SEATTLE, Aug. 15, 2012 /PRNewswire/ -- Washington STEM, a statewide nonprofit dedicated to improving education in science, technology, engineering, and math, announced more than $1.2 million in new investments today, ranging from simple kits that help young children build STEM skills at home to an ambitious plan to spread a proven strategy for improving math and science instruction for disadvantaged students.
The latest round of investments from Washington STEM are divided into two types: small entrepreneur awards designed to let teachers, schools, and districts try new ideas for improving STEM education; and larger portfolio awards aimed at spreading proven strategies across the state.
"We're supporting innovative educators and researchers as they develop new techniques for teaching science, technology, engineering and math," said Patrick D'Amelio, CEO of Washington STEM. "And we're taking the very best of those STEM practices and positioning them to scale up so all kids can benefit."
For example, one of the smaller investments will help central Washington teachers create simple interactive kits that families can use to boost young kids' knowledge through easily-followed, hands-on learning experiences. Initially the kits will be distributed to families in the Yakama Nation and the Colville Federated Tribes, but the long-term goal is to prepare students from other high-need populations to enter kindergarten ready to thrive.

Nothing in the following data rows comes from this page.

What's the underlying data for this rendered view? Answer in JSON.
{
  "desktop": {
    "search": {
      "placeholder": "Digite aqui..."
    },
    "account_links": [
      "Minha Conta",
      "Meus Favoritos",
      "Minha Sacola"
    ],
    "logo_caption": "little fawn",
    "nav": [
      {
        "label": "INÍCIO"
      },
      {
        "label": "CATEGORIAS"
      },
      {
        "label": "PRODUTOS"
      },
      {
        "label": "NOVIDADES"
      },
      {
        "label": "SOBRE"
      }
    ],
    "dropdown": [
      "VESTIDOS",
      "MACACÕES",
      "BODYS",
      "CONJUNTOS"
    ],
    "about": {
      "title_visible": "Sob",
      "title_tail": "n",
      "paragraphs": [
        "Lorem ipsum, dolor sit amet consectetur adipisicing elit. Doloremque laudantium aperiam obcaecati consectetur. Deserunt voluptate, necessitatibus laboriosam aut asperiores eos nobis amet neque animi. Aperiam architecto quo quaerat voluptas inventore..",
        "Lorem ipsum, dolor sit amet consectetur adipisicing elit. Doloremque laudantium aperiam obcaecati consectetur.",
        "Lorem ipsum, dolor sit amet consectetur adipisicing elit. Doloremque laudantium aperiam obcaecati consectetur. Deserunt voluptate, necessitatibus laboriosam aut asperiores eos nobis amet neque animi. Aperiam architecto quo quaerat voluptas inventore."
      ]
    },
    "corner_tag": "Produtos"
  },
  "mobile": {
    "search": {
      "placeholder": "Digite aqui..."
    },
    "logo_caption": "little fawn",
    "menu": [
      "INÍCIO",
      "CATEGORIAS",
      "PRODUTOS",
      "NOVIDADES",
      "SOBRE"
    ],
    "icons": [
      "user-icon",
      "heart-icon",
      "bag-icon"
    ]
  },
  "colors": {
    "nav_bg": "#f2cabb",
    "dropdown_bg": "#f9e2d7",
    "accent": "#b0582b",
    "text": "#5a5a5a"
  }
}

"Many of the families in our area don't have access to the kind of pre-kindergarten educational opportunities available in larger cities," said Ann Sipe of Educational Service District 105. "These experiences will take place in and around the children's homes. We will be working with Head Start kits that will give preschool age children experiences in discovery, inquiry, and problem solving."
With larger investments, Washington STEM is enhancing proven projects such as Developing Networked Improvement Communities for High Quality Mathematics and Science Teaching, a University of Washington project that has helped rapidly transform low-performing schools into places where students achieve, despite poverty and language barriers. The designers of this project will use $460,000 to improve and expand the program so it can be implemented in many places.
"We are excited to work with a talented group of educators and leaders to create a strong network of schools where students experience success and joy in doing mathematics and science," said Elham Kazemi, associate professor at the UW and leader of the project. "Washington STEM's investment will enable us to connect schools and spread high quality practices throughout the state."
To date, Washington STEM has invested $4.1 million across the state, impacting over 24,000 students and 800 teachers. To see a full list of Washington STEM investments, please visit http://washingtonstem.org/investments.asp.
About Washington STEM: Washington STEM is a statewide nonprofit dedicated to advancing innovation, equity, and excellence in science, technology, engineering, and math (STEM) education. Launched in March 2011, Washington STEM partners with education, business, and community leaders to bridge opportunities in education and economy that reimagine STEM education for all students, starting with those most underserved and underrepresented in STEM fields. Learn more at www.washingtonstem.org, join the conversation at Facebook, or follow STEM on Twitter @washingtonstem.
Contact: Paul Queary
SOURCE Washington STEM